App and web page records
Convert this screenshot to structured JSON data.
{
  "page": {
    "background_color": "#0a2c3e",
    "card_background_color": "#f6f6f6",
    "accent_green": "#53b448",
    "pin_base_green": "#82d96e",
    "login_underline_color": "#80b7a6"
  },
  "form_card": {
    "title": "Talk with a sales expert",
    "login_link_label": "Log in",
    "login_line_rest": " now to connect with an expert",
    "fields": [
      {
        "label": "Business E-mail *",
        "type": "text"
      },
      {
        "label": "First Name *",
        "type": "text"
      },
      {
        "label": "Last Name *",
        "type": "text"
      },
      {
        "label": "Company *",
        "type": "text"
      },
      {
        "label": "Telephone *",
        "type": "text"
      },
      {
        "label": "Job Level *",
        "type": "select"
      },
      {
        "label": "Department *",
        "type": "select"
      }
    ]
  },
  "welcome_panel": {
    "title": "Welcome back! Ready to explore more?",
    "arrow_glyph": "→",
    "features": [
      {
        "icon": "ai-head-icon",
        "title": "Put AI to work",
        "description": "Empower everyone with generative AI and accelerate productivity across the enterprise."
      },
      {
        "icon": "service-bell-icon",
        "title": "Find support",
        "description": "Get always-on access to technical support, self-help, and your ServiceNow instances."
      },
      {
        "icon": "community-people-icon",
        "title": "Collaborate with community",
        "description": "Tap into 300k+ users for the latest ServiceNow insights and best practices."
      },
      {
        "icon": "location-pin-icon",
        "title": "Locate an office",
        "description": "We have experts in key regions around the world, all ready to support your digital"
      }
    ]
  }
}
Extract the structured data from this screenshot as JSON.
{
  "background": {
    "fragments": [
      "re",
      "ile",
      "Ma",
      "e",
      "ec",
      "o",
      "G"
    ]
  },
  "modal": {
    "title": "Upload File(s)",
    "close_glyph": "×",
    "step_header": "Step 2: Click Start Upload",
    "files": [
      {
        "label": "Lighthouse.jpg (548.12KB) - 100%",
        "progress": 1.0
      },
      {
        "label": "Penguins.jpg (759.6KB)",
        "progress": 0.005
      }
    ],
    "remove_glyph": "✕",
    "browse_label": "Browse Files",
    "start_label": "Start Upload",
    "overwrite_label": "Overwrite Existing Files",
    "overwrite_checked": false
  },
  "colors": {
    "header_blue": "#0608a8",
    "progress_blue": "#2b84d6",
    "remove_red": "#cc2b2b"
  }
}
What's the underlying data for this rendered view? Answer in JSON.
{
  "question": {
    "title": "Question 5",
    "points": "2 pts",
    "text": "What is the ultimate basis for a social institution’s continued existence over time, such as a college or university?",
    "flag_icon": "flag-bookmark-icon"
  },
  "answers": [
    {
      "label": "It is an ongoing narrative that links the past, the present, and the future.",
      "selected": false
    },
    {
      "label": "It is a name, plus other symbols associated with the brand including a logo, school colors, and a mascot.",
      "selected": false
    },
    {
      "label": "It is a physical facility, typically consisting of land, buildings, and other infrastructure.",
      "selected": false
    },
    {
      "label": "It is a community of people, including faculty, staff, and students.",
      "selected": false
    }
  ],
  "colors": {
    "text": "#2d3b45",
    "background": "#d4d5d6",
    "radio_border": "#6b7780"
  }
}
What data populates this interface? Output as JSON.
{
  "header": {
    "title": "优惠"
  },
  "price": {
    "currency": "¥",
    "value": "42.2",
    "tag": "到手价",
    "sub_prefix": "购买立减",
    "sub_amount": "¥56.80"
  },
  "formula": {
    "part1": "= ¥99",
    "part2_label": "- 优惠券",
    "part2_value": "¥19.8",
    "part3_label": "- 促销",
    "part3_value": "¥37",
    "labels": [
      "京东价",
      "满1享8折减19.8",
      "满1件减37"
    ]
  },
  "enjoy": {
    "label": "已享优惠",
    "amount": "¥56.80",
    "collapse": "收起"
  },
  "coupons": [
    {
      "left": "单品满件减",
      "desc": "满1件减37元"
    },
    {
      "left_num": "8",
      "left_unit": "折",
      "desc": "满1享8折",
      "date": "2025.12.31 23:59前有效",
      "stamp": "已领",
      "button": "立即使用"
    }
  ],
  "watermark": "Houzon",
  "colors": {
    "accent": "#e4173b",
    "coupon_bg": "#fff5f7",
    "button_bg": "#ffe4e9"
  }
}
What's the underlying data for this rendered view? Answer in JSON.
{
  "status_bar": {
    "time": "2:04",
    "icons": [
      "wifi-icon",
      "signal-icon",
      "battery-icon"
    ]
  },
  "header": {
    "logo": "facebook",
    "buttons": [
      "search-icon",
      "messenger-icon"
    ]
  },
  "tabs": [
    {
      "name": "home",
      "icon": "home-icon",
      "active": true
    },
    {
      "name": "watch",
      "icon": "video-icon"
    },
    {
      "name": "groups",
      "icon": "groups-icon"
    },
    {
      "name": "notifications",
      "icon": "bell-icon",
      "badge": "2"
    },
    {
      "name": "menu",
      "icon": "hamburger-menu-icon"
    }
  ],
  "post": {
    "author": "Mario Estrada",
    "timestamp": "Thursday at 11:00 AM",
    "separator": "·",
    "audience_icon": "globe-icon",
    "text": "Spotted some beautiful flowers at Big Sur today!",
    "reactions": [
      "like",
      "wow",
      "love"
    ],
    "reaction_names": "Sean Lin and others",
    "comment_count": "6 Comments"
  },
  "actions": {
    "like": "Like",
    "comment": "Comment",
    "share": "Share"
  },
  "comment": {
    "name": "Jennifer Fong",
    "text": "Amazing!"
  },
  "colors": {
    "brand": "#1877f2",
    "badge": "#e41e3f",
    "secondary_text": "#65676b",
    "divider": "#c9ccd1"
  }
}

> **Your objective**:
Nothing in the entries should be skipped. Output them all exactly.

> **Solution to the problem**:
Convert this screenshot to structured JSON data.
{
  "page": {
    "background_color": "#0a2c3e",
    "card_background_color": "#f6f6f6",
    "accent_green": "#53b448",
    "pin_base_green": "#82d96e",
    "login_underline_color": "#80b7a6"
  },
  "form_card": {
    "title": "Talk with a sales expert",
    "login_link_label": "Log in",
    "login_line_rest": " now to connect with an expert",
    "fields": [
      {
        "label": "Business E-mail *",
        "type": "text"
      },
      {
        "label": "First Name *",
        "type": "text"
      },
      {
        "label": "Last Name *",
        "type": "text"
      },
      {
        "label": "Company *",
        "type": "text"
      },
      {
        "label": "Telephone *",
        "type": "text"
      },
      {
        "label": "Job Level *",
        "type": "select"
      },
      {
        "label": "Department *",
        "type": "select"
      }
    ]
  },
  "welcome_panel": {
    "title": "Welcome back! Ready to explore more?",
    "arrow_glyph": "→",
    "features": [
      {
        "icon": "ai-head-icon",
        "title": "Put AI to work",
        "description": "Empower everyone with generative AI and accelerate productivity across the enterprise."
      },
      {
        "icon": "service-bell-icon",
        "title": "Find support",
        "description": "Get always-on access to technical support, self-help, and your ServiceNow instances."
      },
      {
        "icon": "community-people-icon",
        "title": "Collaborate with community",
        "description": "Tap into 300k+ users for the latest ServiceNow insights and best practices."
      },
      {
        "icon": "location-pin-icon",
        "title": "Locate an office",
        "description": "We have experts in key regions around the world, all ready to support your digital"
      }
    ]
  }
}
Extract the structured data from this screenshot as JSON.
{
  "background": {
    "fragments": [
      "re",
      "ile",
      "Ma",
      "e",
      "ec",
      "o",
      "G"
    ]
  },
  "modal": {
    "title": "Upload File(s)",
    "close_glyph": "×",
    "step_header": "Step 2: Click Start Upload",
    "files": [
      {
        "label": "Lighthouse.jpg (548.12KB) - 100%",
        "progress": 1.0
      },
      {
        "label": "Penguins.jpg (759.6KB)",
        "progress": 0.005
      }
    ],
    "remove_glyph": "✕",
    "browse_label": "Browse Files",
    "start_label": "Start Upload",
    "overwrite_label": "Overwrite Existing Files",
    "overwrite_checked": false
  },
  "colors": {
    "header_blue": "#0608a8",
    "progress_blue": "#2b84d6",
    "remove_red": "#cc2b2b"
  }
}
What's the underlying data for this rendered view? Answer in JSON.
{
  "question": {
    "title": "Question 5",
    "points": "2 pts",
    "text": "What is the ultimate basis for a social institution’s continued existence over time, such as a college or university?",
    "flag_icon": "flag-bookmark-icon"
  },
  "answers": [
    {
      "label": "It is an ongoing narrative that links the past, the present, and the future.",
      "selected": false
    },
    {
      "label": "It is a name, plus other symbols associated with the brand including a logo, school colors, and a mascot.",
      "selected": false
    },
    {
      "label": "It is a physical facility, typically consisting of land, buildings, and other infrastructure.",
      "selected": false
    },
    {
      "label": "It is a community of people, including faculty, staff, and students.",
      "selected": false
    }
  ],
  "colors": {
    "text": "#2d3b45",
    "background": "#d4d5d6",
    "radio_border": "#6b7780"
  }
}
What data populates this interface? Output as JSON.
{
  "header": {
    "title": "优惠"
  },
  "price": {
    "currency": "¥",
    "value": "42.2",
    "tag": "到手价",
    "sub_prefix": "购买立减",
    "sub_amount": "¥56.80"
  },
  "formula": {
    "part1": "= ¥99",
    "part2_label": "- 优惠券",
    "part2_value": "¥19.8",
    "part3_label": "- 促销",
    "part3_value": "¥37",
    "labels": [
      "京东价",
      "满1享8折减19.8",
      "满1件减37"
    ]
  },
  "enjoy": {
    "label": "已享优惠",
    "amount": "¥56.80",
    "collapse": "收起"
  },
  "coupons": [
    {
      "left": "单品满件减",
      "desc": "满1件减37元"
    },
    {
      "left_num": "8",
      "left_unit": "折",
      "desc": "满1享8折",
      "date": "2025.12.31 23:59前有效",
      "stamp": "已领",
      "button": "立即使用"
    }
  ],
  "watermark": "Houzon",
  "colors": {
    "accent": "#e4173b",
    "coupon_bg": "#fff5f7",
    "button_bg": "#ffe4e9"
  }
}
What's the underlying data for this rendered view? Answer in JSON.
{
  "status_bar": {
    "time": "2:04",
    "icons": [
      "wifi-icon",
      "signal-icon",
      "battery-icon"
    ]
  },
  "header": {
    "logo": "facebook",
    "buttons": [
      "search-icon",
      "messenger-icon"
    ]
  },
  "tabs": [
    {
      "name": "home",
      "icon": "home-icon",
      "active": true
    },
    {
      "name": "watch",
      "icon": "video-icon"
    },
    {
      "name": "groups",
      "icon": "groups-icon"
    },
    {
      "name": "notifications",
      "icon": "bell-icon",
      "badge": "2"
    },
    {
      "name": "menu",
      "icon": "hamburger-menu-icon"
    }
  ],
  "post": {
    "author": "Mario Estrada",
    "timestamp": "Thursday at 11:00 AM",
    "separator": "·",
    "audience_icon": "globe-icon",
    "text": "Spotted some beautiful flowers at Big Sur today!",
    "reactions": [
      "like",
      "wow",
      "love"
    ],
    "reaction_names": "Sean Lin and others",
    "comment_count": "6 Comments"
  },
  "actions": {
    "like": "Like",
    "comment": "Comment",
    "share": "Share"
  },
  "comment": {
    "name": "Jennifer Fong",
    "text": "Amazing!"
  },
  "colors": {
    "brand": "#1877f2",
    "badge": "#e41e3f",
    "secondary_text": "#65676b",
    "divider": "#c9ccd1"
  }
}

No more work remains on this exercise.